◆ Directions for this task ◆
Take each line of the material that includes "Parker" and copy it.

◆ Material for this task ◆
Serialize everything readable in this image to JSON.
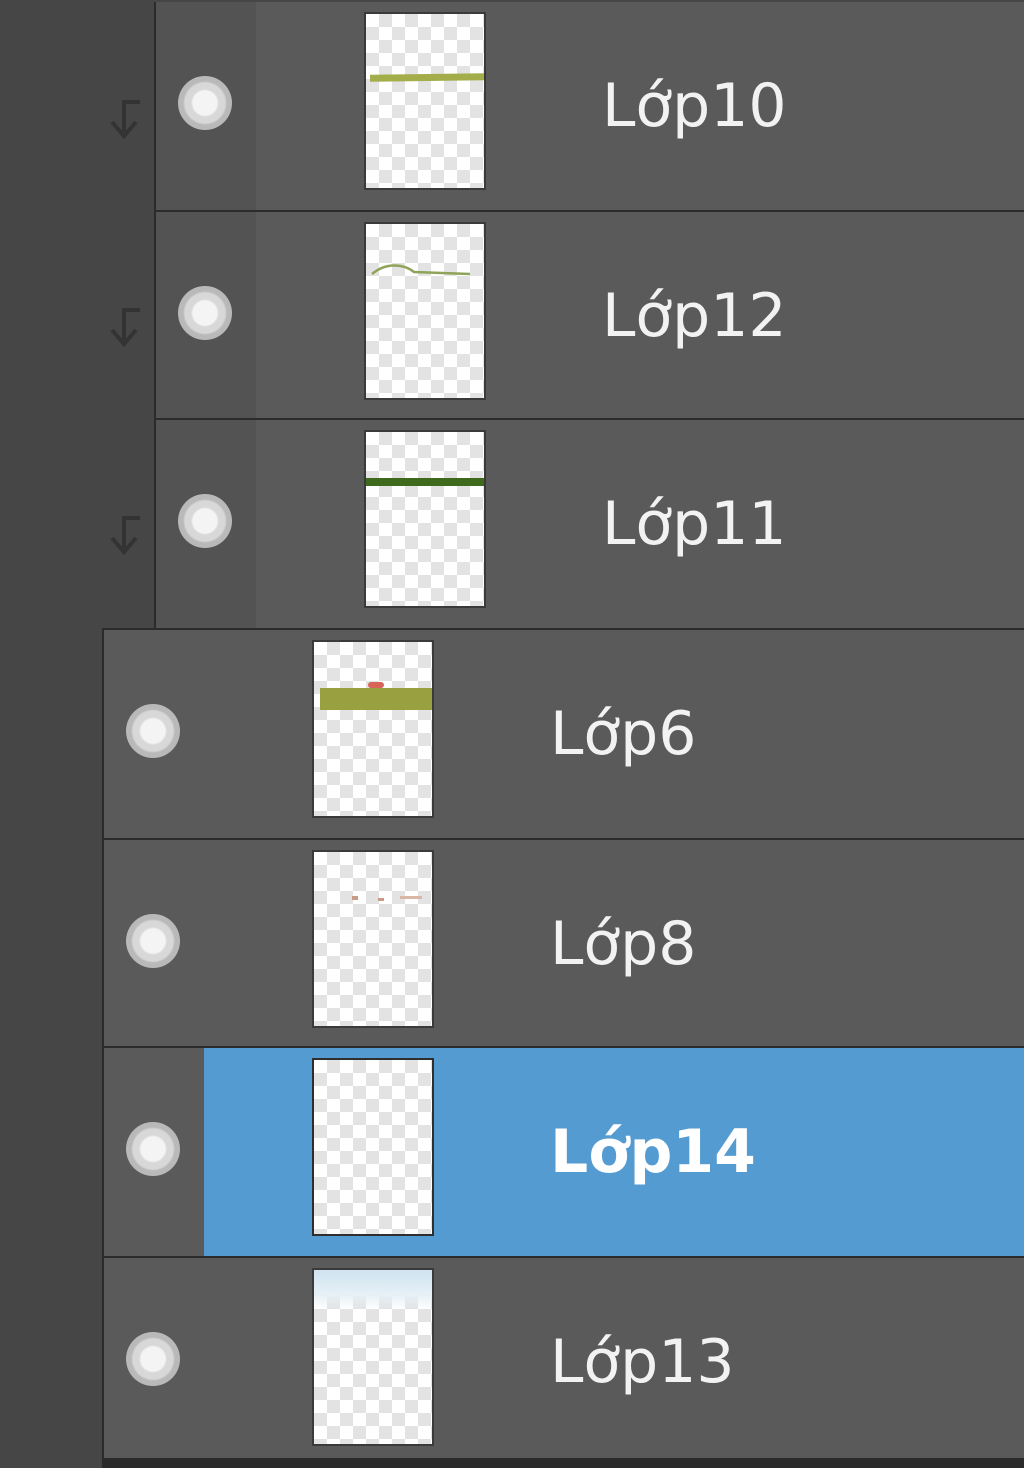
{
  "layers": [
    {
      "name": "Lớp10",
      "clipped": true,
      "selected": false,
      "thumb": "thin-yellow-green-line"
    },
    {
      "name": "Lớp12",
      "clipped": true,
      "selected": false,
      "thumb": "faint-green-sketch"
    },
    {
      "name": "Lớp11",
      "clipped": true,
      "selected": false,
      "thumb": "dark-green-line"
    },
    {
      "name": "Lớp6",
      "clipped": false,
      "selected": false,
      "thumb": "olive-band-with-red"
    },
    {
      "name": "Lớp8",
      "clipped": false,
      "selected": false,
      "thumb": "faint-red-dots"
    },
    {
      "name": "Lớp14",
      "clipped": false,
      "selected": true,
      "thumb": "empty"
    },
    {
      "name": "Lớp13",
      "clipped": false,
      "selected": false,
      "thumb": "light-blue-wash"
    }
  ],
  "icons": {
    "visibility": "eye-icon",
    "clipping": "clipping-arrow-icon"
  },
  "colors": {
    "selection": "#539bd1",
    "row": "#5a5a5a",
    "panel": "#464646"
  }
}
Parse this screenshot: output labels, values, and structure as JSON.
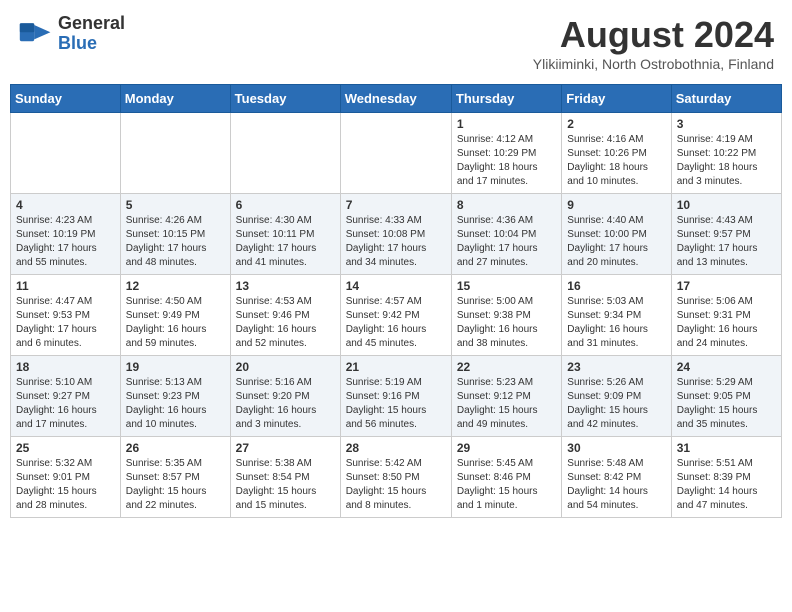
{
  "header": {
    "logo_general": "General",
    "logo_blue": "Blue",
    "month_title": "August 2024",
    "location": "Ylikiiminki, North Ostrobothnia, Finland"
  },
  "days_of_week": [
    "Sunday",
    "Monday",
    "Tuesday",
    "Wednesday",
    "Thursday",
    "Friday",
    "Saturday"
  ],
  "weeks": [
    [
      {
        "day": "",
        "info": ""
      },
      {
        "day": "",
        "info": ""
      },
      {
        "day": "",
        "info": ""
      },
      {
        "day": "",
        "info": ""
      },
      {
        "day": "1",
        "info": "Sunrise: 4:12 AM\nSunset: 10:29 PM\nDaylight: 18 hours\nand 17 minutes."
      },
      {
        "day": "2",
        "info": "Sunrise: 4:16 AM\nSunset: 10:26 PM\nDaylight: 18 hours\nand 10 minutes."
      },
      {
        "day": "3",
        "info": "Sunrise: 4:19 AM\nSunset: 10:22 PM\nDaylight: 18 hours\nand 3 minutes."
      }
    ],
    [
      {
        "day": "4",
        "info": "Sunrise: 4:23 AM\nSunset: 10:19 PM\nDaylight: 17 hours\nand 55 minutes."
      },
      {
        "day": "5",
        "info": "Sunrise: 4:26 AM\nSunset: 10:15 PM\nDaylight: 17 hours\nand 48 minutes."
      },
      {
        "day": "6",
        "info": "Sunrise: 4:30 AM\nSunset: 10:11 PM\nDaylight: 17 hours\nand 41 minutes."
      },
      {
        "day": "7",
        "info": "Sunrise: 4:33 AM\nSunset: 10:08 PM\nDaylight: 17 hours\nand 34 minutes."
      },
      {
        "day": "8",
        "info": "Sunrise: 4:36 AM\nSunset: 10:04 PM\nDaylight: 17 hours\nand 27 minutes."
      },
      {
        "day": "9",
        "info": "Sunrise: 4:40 AM\nSunset: 10:00 PM\nDaylight: 17 hours\nand 20 minutes."
      },
      {
        "day": "10",
        "info": "Sunrise: 4:43 AM\nSunset: 9:57 PM\nDaylight: 17 hours\nand 13 minutes."
      }
    ],
    [
      {
        "day": "11",
        "info": "Sunrise: 4:47 AM\nSunset: 9:53 PM\nDaylight: 17 hours\nand 6 minutes."
      },
      {
        "day": "12",
        "info": "Sunrise: 4:50 AM\nSunset: 9:49 PM\nDaylight: 16 hours\nand 59 minutes."
      },
      {
        "day": "13",
        "info": "Sunrise: 4:53 AM\nSunset: 9:46 PM\nDaylight: 16 hours\nand 52 minutes."
      },
      {
        "day": "14",
        "info": "Sunrise: 4:57 AM\nSunset: 9:42 PM\nDaylight: 16 hours\nand 45 minutes."
      },
      {
        "day": "15",
        "info": "Sunrise: 5:00 AM\nSunset: 9:38 PM\nDaylight: 16 hours\nand 38 minutes."
      },
      {
        "day": "16",
        "info": "Sunrise: 5:03 AM\nSunset: 9:34 PM\nDaylight: 16 hours\nand 31 minutes."
      },
      {
        "day": "17",
        "info": "Sunrise: 5:06 AM\nSunset: 9:31 PM\nDaylight: 16 hours\nand 24 minutes."
      }
    ],
    [
      {
        "day": "18",
        "info": "Sunrise: 5:10 AM\nSunset: 9:27 PM\nDaylight: 16 hours\nand 17 minutes."
      },
      {
        "day": "19",
        "info": "Sunrise: 5:13 AM\nSunset: 9:23 PM\nDaylight: 16 hours\nand 10 minutes."
      },
      {
        "day": "20",
        "info": "Sunrise: 5:16 AM\nSunset: 9:20 PM\nDaylight: 16 hours\nand 3 minutes."
      },
      {
        "day": "21",
        "info": "Sunrise: 5:19 AM\nSunset: 9:16 PM\nDaylight: 15 hours\nand 56 minutes."
      },
      {
        "day": "22",
        "info": "Sunrise: 5:23 AM\nSunset: 9:12 PM\nDaylight: 15 hours\nand 49 minutes."
      },
      {
        "day": "23",
        "info": "Sunrise: 5:26 AM\nSunset: 9:09 PM\nDaylight: 15 hours\nand 42 minutes."
      },
      {
        "day": "24",
        "info": "Sunrise: 5:29 AM\nSunset: 9:05 PM\nDaylight: 15 hours\nand 35 minutes."
      }
    ],
    [
      {
        "day": "25",
        "info": "Sunrise: 5:32 AM\nSunset: 9:01 PM\nDaylight: 15 hours\nand 28 minutes."
      },
      {
        "day": "26",
        "info": "Sunrise: 5:35 AM\nSunset: 8:57 PM\nDaylight: 15 hours\nand 22 minutes."
      },
      {
        "day": "27",
        "info": "Sunrise: 5:38 AM\nSunset: 8:54 PM\nDaylight: 15 hours\nand 15 minutes."
      },
      {
        "day": "28",
        "info": "Sunrise: 5:42 AM\nSunset: 8:50 PM\nDaylight: 15 hours\nand 8 minutes."
      },
      {
        "day": "29",
        "info": "Sunrise: 5:45 AM\nSunset: 8:46 PM\nDaylight: 15 hours\nand 1 minute."
      },
      {
        "day": "30",
        "info": "Sunrise: 5:48 AM\nSunset: 8:42 PM\nDaylight: 14 hours\nand 54 minutes."
      },
      {
        "day": "31",
        "info": "Sunrise: 5:51 AM\nSunset: 8:39 PM\nDaylight: 14 hours\nand 47 minutes."
      }
    ]
  ]
}
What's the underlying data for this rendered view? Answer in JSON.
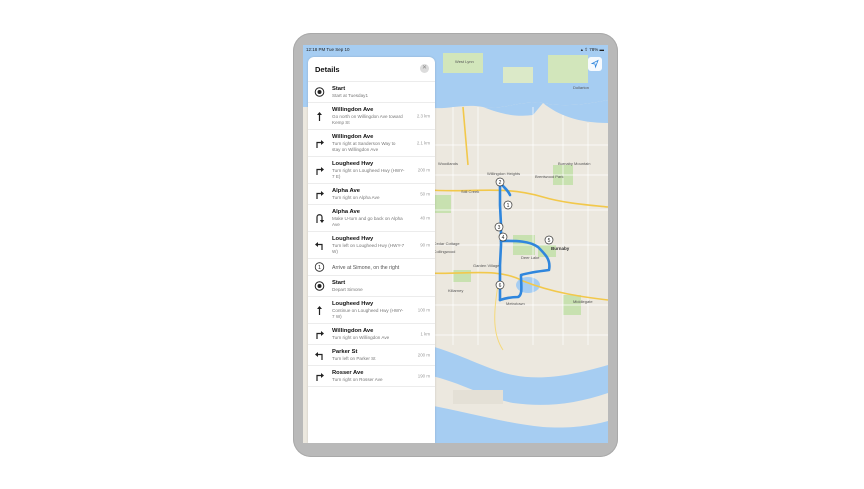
{
  "status": {
    "time": "12:18 PM  Tue Sep 10",
    "right": "▴ ⇪ 78% ▬"
  },
  "panel": {
    "title": "Details"
  },
  "steps": [
    {
      "title": "Start",
      "desc": "Start at Tuesday1",
      "dist": "",
      "icon": "start-icon"
    },
    {
      "title": "Willingdon Ave",
      "desc": "Go north on Willingdon Ave toward Kemp St",
      "dist": "2.3 km",
      "icon": "arrow-up-icon"
    },
    {
      "title": "Willingdon Ave",
      "desc": "Turn right at Sanderson Way to stay on Willingdon Ave",
      "dist": "2.1 km",
      "icon": "turn-right-icon"
    },
    {
      "title": "Lougheed Hwy",
      "desc": "Turn right on Lougheed Hwy (HWY-7 E)",
      "dist": "200 m",
      "icon": "turn-right-icon"
    },
    {
      "title": "Alpha Ave",
      "desc": "Turn right on Alpha Ave",
      "dist": "50 m",
      "icon": "turn-right-icon"
    },
    {
      "title": "Alpha Ave",
      "desc": "Make U-turn and go back on Alpha Ave",
      "dist": "40 m",
      "icon": "u-turn-icon"
    },
    {
      "title": "Lougheed Hwy",
      "desc": "Turn left on Lougheed Hwy (HWY-7 W)",
      "dist": "90 m",
      "icon": "turn-left-icon"
    },
    {
      "title": "Arrive at Simone, on the right",
      "desc": "",
      "dist": "",
      "icon": "stop-1-icon",
      "arrive": true
    },
    {
      "title": "Start",
      "desc": "Depart Simone",
      "dist": "",
      "icon": "start-icon"
    },
    {
      "title": "Lougheed Hwy",
      "desc": "Continue on Lougheed Hwy (HWY-7 W)",
      "dist": "100 m",
      "icon": "arrow-up-icon"
    },
    {
      "title": "Willingdon Ave",
      "desc": "Turn right on Willingdon Ave",
      "dist": "1 km",
      "icon": "turn-right-icon"
    },
    {
      "title": "Parker St",
      "desc": "Turn left on Parker St",
      "dist": "200 m",
      "icon": "turn-left-icon"
    },
    {
      "title": "Rosser Ave",
      "desc": "Turn right on Rosser Ave",
      "dist": "190 m",
      "icon": "turn-right-icon"
    }
  ],
  "map": {
    "labels": {
      "west_lynn": "West Lynn",
      "dollarton": "Dollarton",
      "woodlands": "Woodlands",
      "brentwood": "Brentwood Park",
      "willingdon": "Willingdon Heights",
      "still_creek": "Still Creek",
      "burnaby": "Burnaby",
      "cedar": "n-Cedar Cottage",
      "collingwood": "n-Collingwood",
      "garden": "Garden Village",
      "killarney": "Killarney",
      "metrotown": "Metrotown",
      "middlegate": "Middlegate",
      "burnaby_mtn": "Burnaby Mountain",
      "deer_lake": "Deer Lake"
    },
    "markers": [
      "1",
      "2",
      "3",
      "4",
      "5",
      "6"
    ],
    "colors": {
      "route": "#2f86dd",
      "water": "#a6cdf2",
      "park": "#c8e1b0",
      "land": "#ece8e0",
      "highway": "#f2c84b"
    }
  }
}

◆ Result of this task ◆
      "title": "Parker St",
      "desc": "Turn left on Parker St",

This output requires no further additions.